Activist: “Dissatisfaction has been brewing for a long time”
Here’s the latest on the debate over the nascent Science for the Future lobby group and its forthcoming protest against the EPSRC, planned to land in Parliament Square on May 15. The words below constitute a kind of mission statement I received from Professor Stephen Clark, who’s one of the two directors of the new group.
Much of the discussion on your blog seems to revolve around the issue of why we need a new campaigning group. Clearly, the spark that has ignited the current campaign is the EPSRC Capability Shaping exercise, but for many of us involved in forming Science for the Future our dissatisfaction has been brewing for a very long time.
There are clear systemic problems with the way science is funded in the UK and, as far as I know, no other campaigning organisation is dealing with these issues specifically – if there is, then that organisation has not been particularly vocal in putting forward its case since the Capability Shaping exercise was announced. I am a reluctant ‘activist’ and was motivated to become involved in setting up a campaigning group by my sheer frustration with the way our funding system is evolving.
Although Capability Shaping is our immediate and most pressing concern, we have a much wider and more general agenda. What we are seeking to do is open up a debate and establish whether the scientific community in the UK and the wider public is happy for organisations such as EPSRC, either unilaterally or at the behest of politicians, to dictate to the scientific community what areas they can work in and subvert the basic principles of peer review in the process.
Our view is that the current problems with EPSRC result from the lack of an effective oversight role by senior research scientists, the failure of EPSRC to consult with the whole scientific community in any meaningful way BEFORE taking major decisions and a larger, more general and long-term problem with how politicians view science and the scientific method. For the dangers of evolving to a highly managed (bureaucratic), state-directed system with top-down dictacts coming from politicians and civil servants, one only has to look what happened to scientific research in communist countries prior to 1990. The advent of such a system is something that everyone involved with Science for the Future wants to prevent.
I should add that we do recognise the important work of pressure groups such as Science is Vital, particularly at the last spending review, and clearly we will want to coordinate our future efforts with such organisations when dealing with issues of mutual concern.
Expect more on this topic over the coming days.

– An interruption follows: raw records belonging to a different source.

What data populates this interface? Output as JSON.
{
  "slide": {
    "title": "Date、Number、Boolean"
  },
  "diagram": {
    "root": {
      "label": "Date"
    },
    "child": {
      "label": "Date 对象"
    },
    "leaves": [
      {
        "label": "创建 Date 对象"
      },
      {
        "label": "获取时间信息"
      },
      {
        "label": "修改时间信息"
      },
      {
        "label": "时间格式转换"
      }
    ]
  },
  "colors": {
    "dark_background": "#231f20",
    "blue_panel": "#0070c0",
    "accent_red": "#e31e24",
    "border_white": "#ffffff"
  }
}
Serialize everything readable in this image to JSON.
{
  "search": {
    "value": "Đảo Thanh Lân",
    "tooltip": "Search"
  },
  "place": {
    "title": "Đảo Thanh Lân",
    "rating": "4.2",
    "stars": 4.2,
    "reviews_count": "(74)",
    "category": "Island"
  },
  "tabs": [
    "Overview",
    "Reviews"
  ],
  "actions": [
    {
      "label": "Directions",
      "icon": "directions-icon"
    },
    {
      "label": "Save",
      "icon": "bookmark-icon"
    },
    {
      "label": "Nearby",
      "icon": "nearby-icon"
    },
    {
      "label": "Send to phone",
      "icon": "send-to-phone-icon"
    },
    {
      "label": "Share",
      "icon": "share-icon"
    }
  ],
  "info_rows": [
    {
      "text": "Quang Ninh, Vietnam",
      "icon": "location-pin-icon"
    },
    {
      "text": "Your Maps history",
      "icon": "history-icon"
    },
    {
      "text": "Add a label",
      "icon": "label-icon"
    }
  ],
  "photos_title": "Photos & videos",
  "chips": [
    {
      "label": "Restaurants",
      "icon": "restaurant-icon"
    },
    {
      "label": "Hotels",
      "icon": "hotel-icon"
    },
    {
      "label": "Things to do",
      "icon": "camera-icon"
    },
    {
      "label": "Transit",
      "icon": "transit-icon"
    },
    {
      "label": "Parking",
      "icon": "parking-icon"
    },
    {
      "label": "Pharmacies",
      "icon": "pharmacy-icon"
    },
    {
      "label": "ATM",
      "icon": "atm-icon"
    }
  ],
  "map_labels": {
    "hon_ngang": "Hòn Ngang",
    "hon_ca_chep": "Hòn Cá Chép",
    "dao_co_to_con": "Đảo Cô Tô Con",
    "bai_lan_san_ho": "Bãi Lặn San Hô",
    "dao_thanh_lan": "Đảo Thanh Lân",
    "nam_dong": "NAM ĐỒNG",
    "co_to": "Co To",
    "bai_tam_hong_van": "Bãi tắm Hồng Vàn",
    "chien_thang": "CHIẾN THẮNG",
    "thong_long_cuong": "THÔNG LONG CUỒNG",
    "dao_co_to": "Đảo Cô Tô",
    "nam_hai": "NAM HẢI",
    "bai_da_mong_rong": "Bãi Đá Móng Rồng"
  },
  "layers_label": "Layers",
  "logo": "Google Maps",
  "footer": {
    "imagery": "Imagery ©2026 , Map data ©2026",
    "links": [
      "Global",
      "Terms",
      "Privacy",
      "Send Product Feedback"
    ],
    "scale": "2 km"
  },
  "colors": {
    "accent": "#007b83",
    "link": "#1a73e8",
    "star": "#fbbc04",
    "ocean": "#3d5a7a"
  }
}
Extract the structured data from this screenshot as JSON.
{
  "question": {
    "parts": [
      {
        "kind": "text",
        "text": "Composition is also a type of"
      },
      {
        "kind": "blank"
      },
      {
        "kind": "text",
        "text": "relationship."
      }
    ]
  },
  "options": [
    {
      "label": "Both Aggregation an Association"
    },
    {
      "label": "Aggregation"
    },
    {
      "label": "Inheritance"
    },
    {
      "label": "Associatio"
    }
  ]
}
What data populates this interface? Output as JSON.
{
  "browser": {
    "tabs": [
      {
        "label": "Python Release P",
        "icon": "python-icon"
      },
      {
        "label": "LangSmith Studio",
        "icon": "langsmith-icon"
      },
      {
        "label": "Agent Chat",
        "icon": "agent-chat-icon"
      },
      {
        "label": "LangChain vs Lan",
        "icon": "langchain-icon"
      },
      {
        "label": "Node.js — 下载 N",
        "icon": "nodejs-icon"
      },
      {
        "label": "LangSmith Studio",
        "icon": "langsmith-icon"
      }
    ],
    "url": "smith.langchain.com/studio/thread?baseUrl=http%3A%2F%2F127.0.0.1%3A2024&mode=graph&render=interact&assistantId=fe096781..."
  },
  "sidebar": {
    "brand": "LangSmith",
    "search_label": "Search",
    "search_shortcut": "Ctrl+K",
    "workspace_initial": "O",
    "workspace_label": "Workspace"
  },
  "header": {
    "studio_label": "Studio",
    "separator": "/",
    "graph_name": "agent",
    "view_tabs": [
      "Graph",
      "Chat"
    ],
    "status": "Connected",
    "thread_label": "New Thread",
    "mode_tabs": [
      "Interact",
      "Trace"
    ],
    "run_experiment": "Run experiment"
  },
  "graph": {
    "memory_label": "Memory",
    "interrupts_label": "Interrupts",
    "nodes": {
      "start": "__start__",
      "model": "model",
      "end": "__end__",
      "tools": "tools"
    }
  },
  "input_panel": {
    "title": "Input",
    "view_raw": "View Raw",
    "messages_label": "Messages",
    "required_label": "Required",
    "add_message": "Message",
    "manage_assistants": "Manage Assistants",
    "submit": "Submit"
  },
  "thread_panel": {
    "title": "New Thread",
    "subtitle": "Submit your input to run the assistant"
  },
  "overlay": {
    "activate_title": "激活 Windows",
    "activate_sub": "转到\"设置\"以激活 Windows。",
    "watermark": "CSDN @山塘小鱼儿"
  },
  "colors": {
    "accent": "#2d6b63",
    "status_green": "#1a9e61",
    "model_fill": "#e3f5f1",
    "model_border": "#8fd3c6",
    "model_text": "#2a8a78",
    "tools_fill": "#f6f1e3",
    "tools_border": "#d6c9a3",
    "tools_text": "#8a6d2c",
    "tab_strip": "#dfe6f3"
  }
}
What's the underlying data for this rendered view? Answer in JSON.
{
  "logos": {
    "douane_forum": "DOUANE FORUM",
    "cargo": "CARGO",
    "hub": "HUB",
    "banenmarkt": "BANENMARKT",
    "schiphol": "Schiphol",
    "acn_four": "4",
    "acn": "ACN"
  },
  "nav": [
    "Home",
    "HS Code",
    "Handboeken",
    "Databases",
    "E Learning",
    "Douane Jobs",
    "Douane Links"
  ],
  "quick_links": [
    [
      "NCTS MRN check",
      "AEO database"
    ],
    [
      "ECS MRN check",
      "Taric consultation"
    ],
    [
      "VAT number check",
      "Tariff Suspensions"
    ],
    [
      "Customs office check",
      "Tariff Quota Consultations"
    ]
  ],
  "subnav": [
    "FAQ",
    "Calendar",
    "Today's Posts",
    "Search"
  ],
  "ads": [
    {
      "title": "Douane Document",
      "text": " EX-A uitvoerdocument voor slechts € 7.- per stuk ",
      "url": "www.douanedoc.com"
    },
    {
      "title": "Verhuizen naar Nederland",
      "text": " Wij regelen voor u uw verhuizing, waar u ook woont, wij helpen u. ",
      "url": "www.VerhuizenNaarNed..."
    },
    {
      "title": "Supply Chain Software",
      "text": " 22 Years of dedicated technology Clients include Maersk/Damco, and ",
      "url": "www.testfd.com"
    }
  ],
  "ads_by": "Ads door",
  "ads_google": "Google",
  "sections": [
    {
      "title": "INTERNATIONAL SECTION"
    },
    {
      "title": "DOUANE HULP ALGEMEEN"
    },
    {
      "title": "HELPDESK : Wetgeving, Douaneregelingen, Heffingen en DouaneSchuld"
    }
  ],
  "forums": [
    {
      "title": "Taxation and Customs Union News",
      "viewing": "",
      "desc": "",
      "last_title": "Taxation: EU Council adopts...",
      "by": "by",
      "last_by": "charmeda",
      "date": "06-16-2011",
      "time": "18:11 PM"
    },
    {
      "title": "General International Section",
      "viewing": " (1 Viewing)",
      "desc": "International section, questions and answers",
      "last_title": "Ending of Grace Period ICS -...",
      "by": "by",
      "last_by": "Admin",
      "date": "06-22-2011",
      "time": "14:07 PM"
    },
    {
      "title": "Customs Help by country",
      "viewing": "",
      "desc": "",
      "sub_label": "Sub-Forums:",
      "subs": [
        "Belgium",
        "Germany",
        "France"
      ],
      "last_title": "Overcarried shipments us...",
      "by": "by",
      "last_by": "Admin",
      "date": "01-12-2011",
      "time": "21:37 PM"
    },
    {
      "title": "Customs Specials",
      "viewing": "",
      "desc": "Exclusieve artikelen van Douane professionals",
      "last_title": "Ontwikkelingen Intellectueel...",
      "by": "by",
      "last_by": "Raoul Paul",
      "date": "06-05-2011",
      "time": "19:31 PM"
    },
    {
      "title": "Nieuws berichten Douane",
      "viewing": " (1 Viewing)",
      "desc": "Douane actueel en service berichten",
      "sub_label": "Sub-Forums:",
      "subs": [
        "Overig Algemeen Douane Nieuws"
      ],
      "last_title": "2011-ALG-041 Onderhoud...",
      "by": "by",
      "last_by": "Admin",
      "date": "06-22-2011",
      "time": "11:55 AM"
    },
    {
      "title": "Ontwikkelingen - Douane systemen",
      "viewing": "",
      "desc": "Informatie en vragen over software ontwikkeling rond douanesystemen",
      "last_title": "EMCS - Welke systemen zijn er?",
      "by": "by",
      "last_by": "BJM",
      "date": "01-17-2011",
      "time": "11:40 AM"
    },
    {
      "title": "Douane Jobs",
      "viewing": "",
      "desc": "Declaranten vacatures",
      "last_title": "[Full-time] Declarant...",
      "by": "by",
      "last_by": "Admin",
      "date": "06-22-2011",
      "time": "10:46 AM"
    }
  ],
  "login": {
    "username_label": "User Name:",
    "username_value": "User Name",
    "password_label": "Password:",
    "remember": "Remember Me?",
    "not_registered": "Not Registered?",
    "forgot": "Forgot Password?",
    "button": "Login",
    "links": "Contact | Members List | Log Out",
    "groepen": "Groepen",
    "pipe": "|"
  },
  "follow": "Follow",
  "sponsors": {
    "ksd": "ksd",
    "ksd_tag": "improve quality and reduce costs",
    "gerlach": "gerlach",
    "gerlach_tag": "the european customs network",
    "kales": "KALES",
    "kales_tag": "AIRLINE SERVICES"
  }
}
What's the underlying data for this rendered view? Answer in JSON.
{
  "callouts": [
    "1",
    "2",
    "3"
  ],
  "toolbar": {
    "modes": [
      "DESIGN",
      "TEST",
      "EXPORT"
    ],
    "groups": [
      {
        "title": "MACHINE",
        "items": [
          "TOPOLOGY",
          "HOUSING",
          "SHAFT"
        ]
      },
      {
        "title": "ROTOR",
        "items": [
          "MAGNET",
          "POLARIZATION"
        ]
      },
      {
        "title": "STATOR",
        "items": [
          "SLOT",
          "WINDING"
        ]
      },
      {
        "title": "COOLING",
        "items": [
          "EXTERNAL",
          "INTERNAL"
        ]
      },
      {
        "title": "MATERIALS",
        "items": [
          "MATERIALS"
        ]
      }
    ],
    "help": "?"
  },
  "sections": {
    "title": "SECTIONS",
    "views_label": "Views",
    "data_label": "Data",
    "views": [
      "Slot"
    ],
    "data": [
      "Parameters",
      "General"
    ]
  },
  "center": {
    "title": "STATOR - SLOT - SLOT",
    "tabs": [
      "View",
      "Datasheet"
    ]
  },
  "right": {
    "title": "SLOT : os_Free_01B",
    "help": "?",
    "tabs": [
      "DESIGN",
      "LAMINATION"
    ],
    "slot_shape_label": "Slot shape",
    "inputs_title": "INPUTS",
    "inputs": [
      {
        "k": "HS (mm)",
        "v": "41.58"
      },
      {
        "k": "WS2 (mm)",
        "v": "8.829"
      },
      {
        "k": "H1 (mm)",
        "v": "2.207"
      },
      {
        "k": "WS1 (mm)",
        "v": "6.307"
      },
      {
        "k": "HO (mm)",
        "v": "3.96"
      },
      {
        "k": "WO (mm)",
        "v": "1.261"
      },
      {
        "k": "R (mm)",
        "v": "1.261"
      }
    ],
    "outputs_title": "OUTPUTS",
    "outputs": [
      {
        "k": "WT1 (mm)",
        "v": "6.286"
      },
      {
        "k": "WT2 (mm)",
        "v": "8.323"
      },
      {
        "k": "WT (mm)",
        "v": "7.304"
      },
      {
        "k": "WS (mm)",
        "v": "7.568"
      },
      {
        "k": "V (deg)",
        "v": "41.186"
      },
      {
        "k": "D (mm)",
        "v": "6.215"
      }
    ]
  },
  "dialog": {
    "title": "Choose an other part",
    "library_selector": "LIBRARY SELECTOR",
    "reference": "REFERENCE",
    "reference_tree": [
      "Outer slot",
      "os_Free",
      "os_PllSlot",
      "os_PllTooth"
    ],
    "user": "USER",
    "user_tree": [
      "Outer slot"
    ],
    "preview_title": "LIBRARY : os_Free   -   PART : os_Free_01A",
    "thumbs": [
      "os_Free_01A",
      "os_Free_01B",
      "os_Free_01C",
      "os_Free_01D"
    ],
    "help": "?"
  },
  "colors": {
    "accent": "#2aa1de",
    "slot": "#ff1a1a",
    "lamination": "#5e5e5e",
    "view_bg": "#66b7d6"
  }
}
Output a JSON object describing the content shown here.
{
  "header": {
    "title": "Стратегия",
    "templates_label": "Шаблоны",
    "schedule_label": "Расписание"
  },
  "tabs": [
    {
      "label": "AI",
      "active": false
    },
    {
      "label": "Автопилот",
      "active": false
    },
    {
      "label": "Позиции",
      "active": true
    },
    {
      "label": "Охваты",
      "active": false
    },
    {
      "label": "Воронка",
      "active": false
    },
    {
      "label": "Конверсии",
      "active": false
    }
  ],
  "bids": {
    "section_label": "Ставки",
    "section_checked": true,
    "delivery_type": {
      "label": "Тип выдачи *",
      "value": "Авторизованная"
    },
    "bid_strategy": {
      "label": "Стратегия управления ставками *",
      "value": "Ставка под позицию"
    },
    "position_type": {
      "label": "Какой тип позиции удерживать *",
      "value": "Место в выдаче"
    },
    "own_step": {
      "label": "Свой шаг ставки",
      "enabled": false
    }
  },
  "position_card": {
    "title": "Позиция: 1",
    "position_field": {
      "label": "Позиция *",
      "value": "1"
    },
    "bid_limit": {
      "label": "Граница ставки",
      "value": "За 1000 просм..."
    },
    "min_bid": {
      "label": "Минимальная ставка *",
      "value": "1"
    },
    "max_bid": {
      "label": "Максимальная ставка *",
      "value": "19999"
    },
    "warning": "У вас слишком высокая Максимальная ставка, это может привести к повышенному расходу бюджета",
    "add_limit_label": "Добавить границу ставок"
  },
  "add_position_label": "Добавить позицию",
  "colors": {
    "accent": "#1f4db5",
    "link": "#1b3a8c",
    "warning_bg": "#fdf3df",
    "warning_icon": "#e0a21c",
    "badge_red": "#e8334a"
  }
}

Meanwhile, the debate continues on Twitter at #science4thefuture and @PSTtweets.